◆ Work order ◆
Copy down the listing below exactly. Do not include pictures.

>>>>>

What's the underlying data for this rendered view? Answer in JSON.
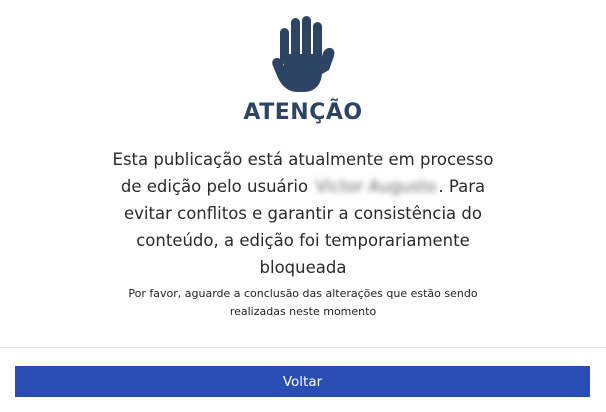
{
  "dialog": {
    "icon": "raised-hand-icon",
    "title": "ATENÇÃO",
    "message_before": "Esta publicação está atualmente em processo de edição pelo usuário",
    "username": "Victor Augusto",
    "message_after": ". Para evitar conflitos e garantir a consistência do conteúdo, a edição foi temporariamente bloqueada",
    "note": "Por favor, aguarde a conclusão das alterações que estão sendo realizadas neste momento",
    "back_label": "Voltar"
  },
  "colors": {
    "title": "#2d4562",
    "icon": "#2d4562",
    "button": "#2a4db3"
  }
}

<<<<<

◆ Exercise response ◆
What's the underlying data for this rendered view? Answer in JSON.
{
  "dialog": {
    "icon": "raised-hand-icon",
    "title": "ATENÇÃO",
    "message_before": "Esta publicação está atualmente em processo de edição pelo usuário",
    "username": "Victor Augusto",
    "message_after": ". Para evitar conflitos e garantir a consistência do conteúdo, a edição foi temporariamente bloqueada",
    "note": "Por favor, aguarde a conclusão das alterações que estão sendo realizadas neste momento",
    "back_label": "Voltar"
  },
  "colors": {
    "title": "#2d4562",
    "icon": "#2d4562",
    "button": "#2a4db3"
  }
}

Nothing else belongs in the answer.